### ACTIVITY
Go through the lines below and copy each one that holds the string "this".
======== RECORDS ========
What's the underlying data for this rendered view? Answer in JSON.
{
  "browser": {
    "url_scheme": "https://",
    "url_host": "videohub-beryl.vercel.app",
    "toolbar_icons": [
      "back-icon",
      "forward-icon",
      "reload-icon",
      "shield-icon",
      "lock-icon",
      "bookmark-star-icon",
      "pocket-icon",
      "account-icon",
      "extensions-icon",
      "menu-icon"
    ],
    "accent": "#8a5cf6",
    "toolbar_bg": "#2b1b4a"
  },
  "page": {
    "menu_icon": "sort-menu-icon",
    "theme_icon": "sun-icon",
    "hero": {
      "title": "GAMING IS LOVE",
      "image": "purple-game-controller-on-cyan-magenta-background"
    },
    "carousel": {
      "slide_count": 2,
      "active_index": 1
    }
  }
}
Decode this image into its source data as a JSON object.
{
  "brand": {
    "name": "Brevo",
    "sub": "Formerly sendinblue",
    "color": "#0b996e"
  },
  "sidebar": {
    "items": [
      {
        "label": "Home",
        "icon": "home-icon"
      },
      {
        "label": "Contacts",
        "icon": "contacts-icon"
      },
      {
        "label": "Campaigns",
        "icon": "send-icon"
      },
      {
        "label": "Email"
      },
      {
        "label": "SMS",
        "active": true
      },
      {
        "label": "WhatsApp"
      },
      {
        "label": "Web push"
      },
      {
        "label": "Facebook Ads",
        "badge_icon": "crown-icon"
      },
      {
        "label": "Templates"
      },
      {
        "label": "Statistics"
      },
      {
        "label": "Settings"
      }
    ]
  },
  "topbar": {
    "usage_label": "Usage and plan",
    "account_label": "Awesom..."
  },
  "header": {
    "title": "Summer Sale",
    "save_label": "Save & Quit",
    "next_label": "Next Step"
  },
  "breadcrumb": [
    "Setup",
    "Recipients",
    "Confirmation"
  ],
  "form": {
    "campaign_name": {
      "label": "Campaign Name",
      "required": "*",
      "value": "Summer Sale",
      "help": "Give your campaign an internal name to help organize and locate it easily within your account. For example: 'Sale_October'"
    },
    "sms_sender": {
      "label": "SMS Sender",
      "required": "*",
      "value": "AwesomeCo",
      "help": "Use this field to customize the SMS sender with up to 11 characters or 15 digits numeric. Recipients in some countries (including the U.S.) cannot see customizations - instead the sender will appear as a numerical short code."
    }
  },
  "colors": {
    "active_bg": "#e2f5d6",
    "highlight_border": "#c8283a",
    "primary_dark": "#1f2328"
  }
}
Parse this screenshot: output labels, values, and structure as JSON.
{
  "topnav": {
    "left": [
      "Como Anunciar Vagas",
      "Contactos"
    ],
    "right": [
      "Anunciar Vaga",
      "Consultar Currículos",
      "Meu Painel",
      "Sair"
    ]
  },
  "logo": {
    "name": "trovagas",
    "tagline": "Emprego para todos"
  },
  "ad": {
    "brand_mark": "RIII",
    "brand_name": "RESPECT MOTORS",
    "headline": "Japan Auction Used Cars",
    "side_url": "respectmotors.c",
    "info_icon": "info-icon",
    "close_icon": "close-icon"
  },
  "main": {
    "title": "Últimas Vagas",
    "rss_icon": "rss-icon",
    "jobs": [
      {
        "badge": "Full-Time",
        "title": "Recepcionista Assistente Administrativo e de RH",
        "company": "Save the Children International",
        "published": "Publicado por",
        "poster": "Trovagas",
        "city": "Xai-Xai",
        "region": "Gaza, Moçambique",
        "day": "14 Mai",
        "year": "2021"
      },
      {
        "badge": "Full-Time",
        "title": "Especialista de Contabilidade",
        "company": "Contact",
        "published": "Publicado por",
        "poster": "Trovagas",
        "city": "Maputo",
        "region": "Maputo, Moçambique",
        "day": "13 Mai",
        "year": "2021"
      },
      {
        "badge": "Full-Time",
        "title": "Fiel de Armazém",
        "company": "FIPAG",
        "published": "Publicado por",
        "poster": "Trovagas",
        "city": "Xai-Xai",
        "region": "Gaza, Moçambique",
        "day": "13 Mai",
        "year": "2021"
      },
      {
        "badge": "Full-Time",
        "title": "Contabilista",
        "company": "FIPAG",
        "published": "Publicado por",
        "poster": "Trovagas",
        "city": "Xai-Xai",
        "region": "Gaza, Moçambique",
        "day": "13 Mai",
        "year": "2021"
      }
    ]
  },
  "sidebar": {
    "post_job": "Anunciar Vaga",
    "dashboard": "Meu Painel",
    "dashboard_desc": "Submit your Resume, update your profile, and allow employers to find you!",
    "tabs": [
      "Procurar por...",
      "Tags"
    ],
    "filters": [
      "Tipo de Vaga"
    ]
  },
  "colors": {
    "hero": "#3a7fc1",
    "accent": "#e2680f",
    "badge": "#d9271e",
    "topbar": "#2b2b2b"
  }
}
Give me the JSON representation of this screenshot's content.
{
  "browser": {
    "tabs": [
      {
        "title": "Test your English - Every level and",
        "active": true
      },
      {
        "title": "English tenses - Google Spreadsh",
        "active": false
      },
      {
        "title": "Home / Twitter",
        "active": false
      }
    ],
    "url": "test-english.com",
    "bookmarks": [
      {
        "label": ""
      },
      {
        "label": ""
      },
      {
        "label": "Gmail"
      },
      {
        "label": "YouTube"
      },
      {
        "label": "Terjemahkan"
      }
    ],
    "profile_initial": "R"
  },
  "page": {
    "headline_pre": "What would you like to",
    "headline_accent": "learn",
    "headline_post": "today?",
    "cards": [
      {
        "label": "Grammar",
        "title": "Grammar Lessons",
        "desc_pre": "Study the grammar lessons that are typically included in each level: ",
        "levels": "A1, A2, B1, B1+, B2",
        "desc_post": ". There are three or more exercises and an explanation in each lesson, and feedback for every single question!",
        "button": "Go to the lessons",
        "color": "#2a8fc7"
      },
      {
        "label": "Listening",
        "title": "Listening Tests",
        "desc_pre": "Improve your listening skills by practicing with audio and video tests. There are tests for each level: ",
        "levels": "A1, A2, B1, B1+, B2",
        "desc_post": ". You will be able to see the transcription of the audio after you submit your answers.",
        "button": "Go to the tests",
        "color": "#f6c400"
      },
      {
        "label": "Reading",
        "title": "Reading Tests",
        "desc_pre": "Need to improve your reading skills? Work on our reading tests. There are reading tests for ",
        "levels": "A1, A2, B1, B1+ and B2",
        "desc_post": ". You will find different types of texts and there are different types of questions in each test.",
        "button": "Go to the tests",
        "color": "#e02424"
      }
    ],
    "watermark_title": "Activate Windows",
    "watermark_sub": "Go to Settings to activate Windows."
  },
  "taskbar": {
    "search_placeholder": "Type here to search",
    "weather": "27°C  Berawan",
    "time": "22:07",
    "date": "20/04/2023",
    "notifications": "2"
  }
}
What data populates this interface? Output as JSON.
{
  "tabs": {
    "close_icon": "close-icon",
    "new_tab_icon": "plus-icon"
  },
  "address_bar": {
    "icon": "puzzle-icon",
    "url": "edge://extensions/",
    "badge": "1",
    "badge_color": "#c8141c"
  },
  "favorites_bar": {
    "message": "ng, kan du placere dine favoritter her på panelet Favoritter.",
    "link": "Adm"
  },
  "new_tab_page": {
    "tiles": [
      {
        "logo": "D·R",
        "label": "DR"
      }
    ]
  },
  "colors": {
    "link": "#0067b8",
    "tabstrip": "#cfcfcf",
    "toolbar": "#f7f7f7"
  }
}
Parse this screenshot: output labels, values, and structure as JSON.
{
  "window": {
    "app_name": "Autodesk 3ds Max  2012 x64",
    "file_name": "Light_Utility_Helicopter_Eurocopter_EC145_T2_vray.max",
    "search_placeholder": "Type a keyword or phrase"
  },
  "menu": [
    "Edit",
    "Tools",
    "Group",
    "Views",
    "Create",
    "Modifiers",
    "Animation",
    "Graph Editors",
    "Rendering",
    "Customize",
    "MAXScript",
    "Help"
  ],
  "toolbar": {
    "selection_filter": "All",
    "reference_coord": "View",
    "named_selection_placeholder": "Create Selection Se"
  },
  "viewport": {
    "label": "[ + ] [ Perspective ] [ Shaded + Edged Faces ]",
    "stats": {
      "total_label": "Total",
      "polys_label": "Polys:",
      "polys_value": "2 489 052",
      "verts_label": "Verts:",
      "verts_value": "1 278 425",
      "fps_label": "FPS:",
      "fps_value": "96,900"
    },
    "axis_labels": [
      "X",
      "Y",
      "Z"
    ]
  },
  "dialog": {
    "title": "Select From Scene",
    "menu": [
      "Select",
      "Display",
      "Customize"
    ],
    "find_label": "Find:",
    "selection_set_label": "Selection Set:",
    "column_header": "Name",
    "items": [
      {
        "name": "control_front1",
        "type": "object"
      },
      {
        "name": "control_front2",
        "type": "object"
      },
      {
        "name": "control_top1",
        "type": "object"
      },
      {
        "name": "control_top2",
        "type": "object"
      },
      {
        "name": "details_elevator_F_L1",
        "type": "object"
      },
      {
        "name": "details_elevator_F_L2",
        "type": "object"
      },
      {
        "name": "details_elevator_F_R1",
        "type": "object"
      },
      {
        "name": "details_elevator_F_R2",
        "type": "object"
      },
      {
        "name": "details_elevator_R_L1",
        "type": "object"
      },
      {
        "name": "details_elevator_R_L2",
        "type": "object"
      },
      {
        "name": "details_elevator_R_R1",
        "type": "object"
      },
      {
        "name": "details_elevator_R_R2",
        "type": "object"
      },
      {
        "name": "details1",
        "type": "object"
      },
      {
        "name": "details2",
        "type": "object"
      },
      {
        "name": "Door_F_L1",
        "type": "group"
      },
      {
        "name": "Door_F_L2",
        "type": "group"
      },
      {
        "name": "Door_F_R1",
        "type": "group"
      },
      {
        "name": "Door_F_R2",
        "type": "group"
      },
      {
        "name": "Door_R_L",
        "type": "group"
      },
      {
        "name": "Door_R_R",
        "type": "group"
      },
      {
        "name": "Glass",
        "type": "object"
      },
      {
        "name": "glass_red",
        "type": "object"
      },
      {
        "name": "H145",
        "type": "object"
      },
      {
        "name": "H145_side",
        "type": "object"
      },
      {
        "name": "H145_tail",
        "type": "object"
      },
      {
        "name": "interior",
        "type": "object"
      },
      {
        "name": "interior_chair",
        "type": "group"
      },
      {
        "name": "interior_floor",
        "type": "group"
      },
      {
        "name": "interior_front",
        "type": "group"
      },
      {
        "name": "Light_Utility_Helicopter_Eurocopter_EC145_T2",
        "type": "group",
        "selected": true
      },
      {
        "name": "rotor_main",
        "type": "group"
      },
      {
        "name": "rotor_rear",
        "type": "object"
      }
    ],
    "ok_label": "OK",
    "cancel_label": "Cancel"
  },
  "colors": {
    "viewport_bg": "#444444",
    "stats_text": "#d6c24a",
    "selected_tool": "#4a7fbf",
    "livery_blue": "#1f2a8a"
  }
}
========
### WRITTEN ANSWER
What's the underlying data for this rendered view? Answer in JSON.
Decode this image into its source data as a JSON object.
      "help": "Use this field to customize the SMS sender with up to 11 characters or 15 digits numeric. Recipients in some countries (including the U.S.) cannot see customizations - instead the sender will appear as a numerical short code."
Parse this screenshot: output labels, values, and structure as JSON.
Give me the JSON representation of this screenshot's content.
What data populates this interface? Output as JSON.
Parse this screenshot: output labels, values, and structure as JSON.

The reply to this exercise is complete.